## Exercise brief
A complete, exact copy of the data is the required answer.

## Records from a data collection
^^^^^^^^^^^^^^^^
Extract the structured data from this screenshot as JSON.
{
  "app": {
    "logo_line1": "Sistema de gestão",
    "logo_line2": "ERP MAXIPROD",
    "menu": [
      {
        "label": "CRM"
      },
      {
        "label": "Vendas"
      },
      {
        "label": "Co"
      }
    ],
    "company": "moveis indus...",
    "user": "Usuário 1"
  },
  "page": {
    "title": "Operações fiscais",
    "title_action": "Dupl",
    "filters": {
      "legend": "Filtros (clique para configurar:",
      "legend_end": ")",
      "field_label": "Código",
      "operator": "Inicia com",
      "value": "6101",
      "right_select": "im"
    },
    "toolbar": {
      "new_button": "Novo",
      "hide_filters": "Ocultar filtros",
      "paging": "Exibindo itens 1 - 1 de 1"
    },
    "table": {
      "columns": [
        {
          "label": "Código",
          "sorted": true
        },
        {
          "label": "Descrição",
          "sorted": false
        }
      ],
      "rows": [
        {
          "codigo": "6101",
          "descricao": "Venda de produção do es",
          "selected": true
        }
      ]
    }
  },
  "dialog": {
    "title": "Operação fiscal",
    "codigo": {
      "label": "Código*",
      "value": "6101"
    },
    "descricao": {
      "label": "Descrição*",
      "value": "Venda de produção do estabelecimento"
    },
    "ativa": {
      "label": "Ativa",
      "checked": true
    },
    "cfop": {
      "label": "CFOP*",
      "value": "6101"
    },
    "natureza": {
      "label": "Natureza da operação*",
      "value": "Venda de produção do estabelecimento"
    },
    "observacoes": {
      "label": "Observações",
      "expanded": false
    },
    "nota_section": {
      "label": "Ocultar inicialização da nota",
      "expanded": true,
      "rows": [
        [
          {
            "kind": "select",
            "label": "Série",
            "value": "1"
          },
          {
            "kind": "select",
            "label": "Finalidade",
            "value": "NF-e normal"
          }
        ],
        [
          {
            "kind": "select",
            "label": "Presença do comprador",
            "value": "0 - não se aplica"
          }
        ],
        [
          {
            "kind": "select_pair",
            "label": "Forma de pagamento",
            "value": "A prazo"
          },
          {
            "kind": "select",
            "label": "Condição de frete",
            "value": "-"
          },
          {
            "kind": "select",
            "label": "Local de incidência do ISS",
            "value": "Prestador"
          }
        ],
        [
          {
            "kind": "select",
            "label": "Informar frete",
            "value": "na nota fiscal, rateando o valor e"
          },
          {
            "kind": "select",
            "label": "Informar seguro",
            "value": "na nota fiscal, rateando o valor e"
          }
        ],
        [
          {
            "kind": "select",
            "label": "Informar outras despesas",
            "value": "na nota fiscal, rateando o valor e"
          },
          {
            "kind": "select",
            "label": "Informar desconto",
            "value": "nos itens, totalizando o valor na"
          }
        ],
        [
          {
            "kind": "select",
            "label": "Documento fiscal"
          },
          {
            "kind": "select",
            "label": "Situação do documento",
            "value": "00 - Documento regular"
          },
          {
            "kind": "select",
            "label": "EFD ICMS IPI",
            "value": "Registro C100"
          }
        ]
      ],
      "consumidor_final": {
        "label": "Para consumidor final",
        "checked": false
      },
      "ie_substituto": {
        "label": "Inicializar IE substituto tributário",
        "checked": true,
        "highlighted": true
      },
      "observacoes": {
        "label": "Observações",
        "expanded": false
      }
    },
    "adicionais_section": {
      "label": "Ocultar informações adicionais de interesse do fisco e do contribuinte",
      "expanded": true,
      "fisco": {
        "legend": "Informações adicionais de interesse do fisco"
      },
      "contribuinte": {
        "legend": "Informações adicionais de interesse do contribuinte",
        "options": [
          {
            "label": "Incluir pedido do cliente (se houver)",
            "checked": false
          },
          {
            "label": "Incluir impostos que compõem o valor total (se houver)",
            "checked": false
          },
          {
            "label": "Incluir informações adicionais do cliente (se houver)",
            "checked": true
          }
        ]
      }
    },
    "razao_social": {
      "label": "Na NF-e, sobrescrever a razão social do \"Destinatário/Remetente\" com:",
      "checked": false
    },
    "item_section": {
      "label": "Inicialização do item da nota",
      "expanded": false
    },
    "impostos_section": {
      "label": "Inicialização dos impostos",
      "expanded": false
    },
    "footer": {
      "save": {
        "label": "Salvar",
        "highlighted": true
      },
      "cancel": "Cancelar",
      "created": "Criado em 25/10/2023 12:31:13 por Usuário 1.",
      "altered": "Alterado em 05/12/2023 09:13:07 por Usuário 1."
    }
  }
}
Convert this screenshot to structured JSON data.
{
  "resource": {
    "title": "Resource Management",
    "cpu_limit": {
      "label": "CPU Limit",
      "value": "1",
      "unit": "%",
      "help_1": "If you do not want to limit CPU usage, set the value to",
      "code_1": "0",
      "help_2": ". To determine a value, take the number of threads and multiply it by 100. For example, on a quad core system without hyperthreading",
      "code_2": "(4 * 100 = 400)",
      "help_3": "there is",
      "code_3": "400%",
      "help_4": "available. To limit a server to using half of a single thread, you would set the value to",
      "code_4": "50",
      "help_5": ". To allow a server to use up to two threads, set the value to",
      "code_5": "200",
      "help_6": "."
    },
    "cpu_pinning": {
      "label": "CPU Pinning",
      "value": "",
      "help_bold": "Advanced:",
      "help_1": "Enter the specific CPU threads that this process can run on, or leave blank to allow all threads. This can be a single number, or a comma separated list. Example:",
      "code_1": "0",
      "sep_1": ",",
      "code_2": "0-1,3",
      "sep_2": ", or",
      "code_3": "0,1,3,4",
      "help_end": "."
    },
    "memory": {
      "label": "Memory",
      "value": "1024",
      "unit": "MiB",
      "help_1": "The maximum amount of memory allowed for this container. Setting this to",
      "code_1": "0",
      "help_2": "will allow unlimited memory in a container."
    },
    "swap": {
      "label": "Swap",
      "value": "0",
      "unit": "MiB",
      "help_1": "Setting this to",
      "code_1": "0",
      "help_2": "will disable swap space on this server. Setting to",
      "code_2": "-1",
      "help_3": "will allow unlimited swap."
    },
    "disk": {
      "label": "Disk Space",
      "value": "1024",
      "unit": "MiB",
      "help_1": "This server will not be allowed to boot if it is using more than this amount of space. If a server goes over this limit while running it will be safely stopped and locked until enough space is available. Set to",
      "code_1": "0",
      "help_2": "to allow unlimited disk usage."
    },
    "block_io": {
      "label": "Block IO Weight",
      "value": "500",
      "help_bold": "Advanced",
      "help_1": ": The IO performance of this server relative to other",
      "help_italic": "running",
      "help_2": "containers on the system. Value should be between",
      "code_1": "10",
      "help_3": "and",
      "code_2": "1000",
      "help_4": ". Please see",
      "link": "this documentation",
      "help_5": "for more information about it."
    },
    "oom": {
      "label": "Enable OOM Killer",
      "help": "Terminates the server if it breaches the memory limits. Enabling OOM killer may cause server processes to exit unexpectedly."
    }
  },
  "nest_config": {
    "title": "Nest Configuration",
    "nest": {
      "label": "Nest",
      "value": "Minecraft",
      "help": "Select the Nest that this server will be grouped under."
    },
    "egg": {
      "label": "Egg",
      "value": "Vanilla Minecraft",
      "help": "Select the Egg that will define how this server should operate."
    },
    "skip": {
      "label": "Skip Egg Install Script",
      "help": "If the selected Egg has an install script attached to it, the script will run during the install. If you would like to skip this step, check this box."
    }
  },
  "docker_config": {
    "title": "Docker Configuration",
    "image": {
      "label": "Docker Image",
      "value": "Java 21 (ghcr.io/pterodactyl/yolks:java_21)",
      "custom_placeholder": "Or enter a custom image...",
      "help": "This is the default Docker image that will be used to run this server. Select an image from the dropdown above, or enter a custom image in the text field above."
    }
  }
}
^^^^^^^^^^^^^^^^
## Finished exercise
Extract the structured data from this screenshot as JSON.
{
  "app": {
    "logo_line1": "Sistema de gestão",
    "logo_line2": "ERP MAXIPROD",
    "menu": [
      {
        "label": "CRM"
      },
      {
        "label": "Vendas"
      },
      {
        "label": "Co"
      }
    ],
    "company": "moveis indus...",
    "user": "Usuário 1"
  },
  "page": {
    "title": "Operações fiscais",
    "title_action": "Dupl",
    "filters": {
      "legend": "Filtros (clique para configurar:",
      "legend_end": ")",
      "field_label": "Código",
      "operator": "Inicia com",
      "value": "6101",
      "right_select": "im"
    },
    "toolbar": {
      "new_button": "Novo",
      "hide_filters": "Ocultar filtros",
      "paging": "Exibindo itens 1 - 1 de 1"
    },
    "table": {
      "columns": [
        {
          "label": "Código",
          "sorted": true
        },
        {
          "label": "Descrição",
          "sorted": false
        }
      ],
      "rows": [
        {
          "codigo": "6101",
          "descricao": "Venda de produção do es",
          "selected": true
        }
      ]
    }
  },
  "dialog": {
    "title": "Operação fiscal",
    "codigo": {
      "label": "Código*",
      "value": "6101"
    },
    "descricao": {
      "label": "Descrição*",
      "value": "Venda de produção do estabelecimento"
    },
    "ativa": {
      "label": "Ativa",
      "checked": true
    },
    "cfop": {
      "label": "CFOP*",
      "value": "6101"
    },
    "natureza": {
      "label": "Natureza da operação*",
      "value": "Venda de produção do estabelecimento"
    },
    "observacoes": {
      "label": "Observações",
      "expanded": false
    },
    "nota_section": {
      "label": "Ocultar inicialização da nota",
      "expanded": true,
      "rows": [
        [
          {
            "kind": "select",
            "label": "Série",
            "value": "1"
          },
          {
            "kind": "select",
            "label": "Finalidade",
            "value": "NF-e normal"
          }
        ],
        [
          {
            "kind": "select",
            "label": "Presença do comprador",
            "value": "0 - não se aplica"
          }
        ],
        [
          {
            "kind": "select_pair",
            "label": "Forma de pagamento",
            "value": "A prazo"
          },
          {
            "kind": "select",
            "label": "Condição de frete",
            "value": "-"
          },
          {
            "kind": "select",
            "label": "Local de incidência do ISS",
            "value": "Prestador"
          }
        ],
        [
          {
            "kind": "select",
            "label": "Informar frete",
            "value": "na nota fiscal, rateando o valor e"
          },
          {
            "kind": "select",
            "label": "Informar seguro",
            "value": "na nota fiscal, rateando o valor e"
          }
        ],
        [
          {
            "kind": "select",
            "label": "Informar outras despesas",
            "value": "na nota fiscal, rateando o valor e"
          },
          {
            "kind": "select",
            "label": "Informar desconto",
            "value": "nos itens, totalizando o valor na"
          }
        ],
        [
          {
            "kind": "select",
            "label": "Documento fiscal"
          },
          {
            "kind": "select",
            "label": "Situação do documento",
            "value": "00 - Documento regular"
          },
          {
            "kind": "select",
            "label": "EFD ICMS IPI",
            "value": "Registro C100"
          }
        ]
      ],
      "consumidor_final": {
        "label": "Para consumidor final",
        "checked": false
      },
      "ie_substituto": {
        "label": "Inicializar IE substituto tributário",
        "checked": true,
        "highlighted": true
      },
      "observacoes": {
        "label": "Observações",
        "expanded": false
      }
    },
    "adicionais_section": {
      "label": "Ocultar informações adicionais de interesse do fisco e do contribuinte",
      "expanded": true,
      "fisco": {
        "legend": "Informações adicionais de interesse do fisco"
      },
      "contribuinte": {
        "legend": "Informações adicionais de interesse do contribuinte",
        "options": [
          {
            "label": "Incluir pedido do cliente (se houver)",
            "checked": false
          },
          {
            "label": "Incluir impostos que compõem o valor total (se houver)",
            "checked": false
          },
          {
            "label": "Incluir informações adicionais do cliente (se houver)",
            "checked": true
          }
        ]
      }
    },
    "razao_social": {
      "label": "Na NF-e, sobrescrever a razão social do \"Destinatário/Remetente\" com:",
      "checked": false
    },
    "item_section": {
      "label": "Inicialização do item da nota",
      "expanded": false
    },
    "impostos_section": {
      "label": "Inicialização dos impostos",
      "expanded": false
    },
    "footer": {
      "save": {
        "label": "Salvar",
        "highlighted": true
      },
      "cancel": "Cancelar",
      "created": "Criado em 25/10/2023 12:31:13 por Usuário 1.",
      "altered": "Alterado em 05/12/2023 09:13:07 por Usuário 1."
    }
  }
}
Convert this screenshot to structured JSON data.
{
  "resource": {
    "title": "Resource Management",
    "cpu_limit": {
      "label": "CPU Limit",
      "value": "1",
      "unit": "%",
      "help_1": "If you do not want to limit CPU usage, set the value to",
      "code_1": "0",
      "help_2": ". To determine a value, take the number of threads and multiply it by 100. For example, on a quad core system without hyperthreading",
      "code_2": "(4 * 100 = 400)",
      "help_3": "there is",
      "code_3": "400%",
      "help_4": "available. To limit a server to using half of a single thread, you would set the value to",
      "code_4": "50",
      "help_5": ". To allow a server to use up to two threads, set the value to",
      "code_5": "200",
      "help_6": "."
    },
    "cpu_pinning": {
      "label": "CPU Pinning",
      "value": "",
      "help_bold": "Advanced:",
      "help_1": "Enter the specific CPU threads that this process can run on, or leave blank to allow all threads. This can be a single number, or a comma separated list. Example:",
      "code_1": "0",
      "sep_1": ",",
      "code_2": "0-1,3",
      "sep_2": ", or",
      "code_3": "0,1,3,4",
      "help_end": "."
    },
    "memory": {
      "label": "Memory",
      "value": "1024",
      "unit": "MiB",
      "help_1": "The maximum amount of memory allowed for this container. Setting this to",
      "code_1": "0",
      "help_2": "will allow unlimited memory in a container."
    },
    "swap": {
      "label": "Swap",
      "value": "0",
      "unit": "MiB",
      "help_1": "Setting this to",
      "code_1": "0",
      "help_2": "will disable swap space on this server. Setting to",
      "code_2": "-1",
      "help_3": "will allow unlimited swap."
    },
    "disk": {
      "label": "Disk Space",
      "value": "1024",
      "unit": "MiB",
      "help_1": "This server will not be allowed to boot if it is using more than this amount of space. If a server goes over this limit while running it will be safely stopped and locked until enough space is available. Set to",
      "code_1": "0",
      "help_2": "to allow unlimited disk usage."
    },
    "block_io": {
      "label": "Block IO Weight",
      "value": "500",
      "help_bold": "Advanced",
      "help_1": ": The IO performance of this server relative to other",
      "help_italic": "running",
      "help_2": "containers on the system. Value should be between",
      "code_1": "10",
      "help_3": "and",
      "code_2": "1000",
      "help_4": ". Please see",
      "link": "this documentation",
      "help_5": "for more information about it."
    },
    "oom": {
      "label": "Enable OOM Killer",
      "help": "Terminates the server if it breaches the memory limits. Enabling OOM killer may cause server processes to exit unexpectedly."
    }
  },
  "nest_config": {
    "title": "Nest Configuration",
    "nest": {
      "label": "Nest",
      "value": "Minecraft",
      "help": "Select the Nest that this server will be grouped under."
    },
    "egg": {
      "label": "Egg",
      "value": "Vanilla Minecraft",
      "help": "Select the Egg that will define how this server should operate."
    },
    "skip": {
      "label": "Skip Egg Install Script",
      "help": "If the selected Egg has an install script attached to it, the script will run during the install. If you would like to skip this step, check this box."
    }
  },
  "docker_config": {
    "title": "Docker Configuration",
    "image": {
      "label": "Docker Image",
      "value": "Java 21 (ghcr.io/pterodactyl/yolks:java_21)",
      "custom_placeholder": "Or enter a custom image...",
      "help": "This is the default Docker image that will be used to run this server. Select an image from the dropdown above, or enter a custom image in the text field above."
    }
  }
}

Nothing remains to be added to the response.